We've had some great captains in New York. I still call Willis Reed "Cap'n" when I see him; he was the heart of the Knicks. (The Yankees had a triumvirate of Jeter and Rivera and Posada – the unsung sergeant at arms, the dean of discipline.) They didn’t talk as much about the dynamics.
Wright is his own blend of verbal attention to teamwork and activist monitoring of the clubhouse. The night Wilmer Flores cried, Wright and Michael Cuddyer followed Flores into the clubhouse to sort out the rumors. Leadership.
When I was a kid in the late 40's and 50's, ball players were not nearly as media savvy. Also, they were not pressed for interviews long before the current era of twitters and sound bites. Two great captains in baseball were Terry Moore of the Cardinals and Pee Wee Reese of the Dodgers -- teams that hated each other in ways we cannot imagine today.
On a train ride in the last hectic week of 1941, Moore sidled up to a kid just up from the minors who was winning games as the Cardinals tried (in vain) to catch the Dodgers. Who are you? Moore asked in a parlor car. (Nobody in the St. Louis press bothered to write about the kid.)
The kid said he was the bad-arm lefty who had given up a homer to Moore in a spring workout that March. Moore learned his name: Stan Musial. They became fast friends.
The Dodgers of the same era had Harold (Pee Wee) Reese from Louisville, Ky. He (and a few others) set the right tone for Jackie Robinson's debut and Reese had a light but serious presence in the clubhouse.
In the mid-1950's, The Cap’n spotted young Gino Cimoli dressed and heading for the door shortly after a game.
"Gino, if you're in a rush to get out of the clubhouse, you're in a rush to get out of baseball,” Reese said. Cimoli sat down, and talked baseball.
Wright is in that mold. Remember last March when he saw young Noah Syndegaard chowing down lunch in the clubhouse during an exhibition. Wright told him to get out there on the bench. To make the point, Bobby Parnell picked up Syndegaard’s lunch and deposited it in the trash barrel. That would be the same Syndegaard leading the league in 98-mph pitches as the Mets rush into the Series.
Here’s Tim Rohan’s article from last March:
Terry Moore and Pee Wee Reese would appreciate this modern verbal captain at work.

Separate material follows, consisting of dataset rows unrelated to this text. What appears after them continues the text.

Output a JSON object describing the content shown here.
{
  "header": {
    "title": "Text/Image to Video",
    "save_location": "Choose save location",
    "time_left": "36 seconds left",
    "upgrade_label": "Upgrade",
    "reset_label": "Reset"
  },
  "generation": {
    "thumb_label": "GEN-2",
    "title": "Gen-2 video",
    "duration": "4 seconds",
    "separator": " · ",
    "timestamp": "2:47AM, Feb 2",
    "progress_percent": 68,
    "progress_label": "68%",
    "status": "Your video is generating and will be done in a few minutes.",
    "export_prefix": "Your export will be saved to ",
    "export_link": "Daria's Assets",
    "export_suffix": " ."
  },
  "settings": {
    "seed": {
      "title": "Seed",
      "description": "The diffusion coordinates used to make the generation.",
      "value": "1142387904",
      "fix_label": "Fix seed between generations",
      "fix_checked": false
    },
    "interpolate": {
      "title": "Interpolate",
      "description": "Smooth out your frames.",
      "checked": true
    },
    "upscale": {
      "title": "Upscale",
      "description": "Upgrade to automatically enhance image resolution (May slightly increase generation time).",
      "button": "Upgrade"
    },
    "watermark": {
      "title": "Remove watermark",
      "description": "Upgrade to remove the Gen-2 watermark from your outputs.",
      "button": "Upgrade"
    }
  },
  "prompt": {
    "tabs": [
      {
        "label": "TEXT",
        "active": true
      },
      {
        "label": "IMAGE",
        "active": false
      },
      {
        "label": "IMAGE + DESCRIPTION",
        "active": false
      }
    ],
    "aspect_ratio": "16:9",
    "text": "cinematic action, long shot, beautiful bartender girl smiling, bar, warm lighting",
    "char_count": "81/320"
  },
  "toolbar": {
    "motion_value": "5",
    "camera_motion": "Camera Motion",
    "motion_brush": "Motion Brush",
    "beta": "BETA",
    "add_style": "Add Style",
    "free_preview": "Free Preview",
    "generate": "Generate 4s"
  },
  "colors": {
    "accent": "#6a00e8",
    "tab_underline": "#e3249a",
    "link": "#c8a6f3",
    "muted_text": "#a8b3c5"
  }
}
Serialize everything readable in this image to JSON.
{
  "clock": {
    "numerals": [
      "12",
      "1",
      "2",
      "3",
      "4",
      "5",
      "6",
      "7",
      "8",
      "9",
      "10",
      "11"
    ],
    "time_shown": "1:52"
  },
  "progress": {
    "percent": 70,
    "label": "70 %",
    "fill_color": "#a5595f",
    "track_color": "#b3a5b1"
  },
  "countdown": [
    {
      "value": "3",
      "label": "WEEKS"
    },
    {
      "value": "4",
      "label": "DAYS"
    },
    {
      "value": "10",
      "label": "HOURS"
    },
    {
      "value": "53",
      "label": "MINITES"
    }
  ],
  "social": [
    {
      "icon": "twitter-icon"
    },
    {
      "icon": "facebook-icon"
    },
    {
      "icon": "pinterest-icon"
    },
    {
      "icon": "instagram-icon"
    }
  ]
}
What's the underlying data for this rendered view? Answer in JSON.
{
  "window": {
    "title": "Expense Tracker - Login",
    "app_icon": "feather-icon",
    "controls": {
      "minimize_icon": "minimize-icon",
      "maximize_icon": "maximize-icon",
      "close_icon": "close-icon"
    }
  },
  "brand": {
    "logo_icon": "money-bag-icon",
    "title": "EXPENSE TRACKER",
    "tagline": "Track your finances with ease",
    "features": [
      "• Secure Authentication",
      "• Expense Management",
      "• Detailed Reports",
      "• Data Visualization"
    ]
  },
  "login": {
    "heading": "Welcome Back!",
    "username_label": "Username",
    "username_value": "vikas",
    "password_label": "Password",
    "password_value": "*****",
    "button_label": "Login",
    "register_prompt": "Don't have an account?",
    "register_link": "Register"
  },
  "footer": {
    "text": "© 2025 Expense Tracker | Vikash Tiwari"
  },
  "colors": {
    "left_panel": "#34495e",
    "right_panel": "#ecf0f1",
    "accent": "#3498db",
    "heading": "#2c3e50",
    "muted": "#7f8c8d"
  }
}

Welcome to World Cup 2022, the most absurd thing that the routinely absurd world of sports has ever produced.
Those extreme descriptions were what virtually the entire world, save for those who had walked off with bags of cash from Qatar, called the awarding of soccer’s greatest event to the incredibly tiny, incredibly wealthy country back in 2010.
Twelve years ago, many were convinced this event couldn’t possibly happen: staging the world’s biggest sporting event in a country the size of Connecticut, one with zero soccer culture and even less soccer infrastructure? The tournament couldn’t possibly take place in 120-degree heat, and FIFA, the governing body of soccer, most certainly wouldn’t upend football leagues around the world to change the traditional summer schedule, could it?
And, for God’s sake, what about the beer?
Those were just the logistical concerns. The moral concerns are far more distressing. FIFA, so busy paying lip service to equality, couldn’t possibly expect the world to embrace a country where you could go to prison for being gay, where women’s rights are severely curtailed and female victims of sexual assault could go to prison, charged with engaging in extramarital sex. And all those questions came before the global realization that the World Cup was being built on the backs of migrant labor: modern-day slaves held in Qatar with virtually no rights, low wages and no ability to leave. Migrants make up 90% of Qatar’s stated population of 3 million. The country’s native-born equal about 300,000, or roughly the size of Anaheim.
---Ann Killion, columnist for The San Francisco Chronicle.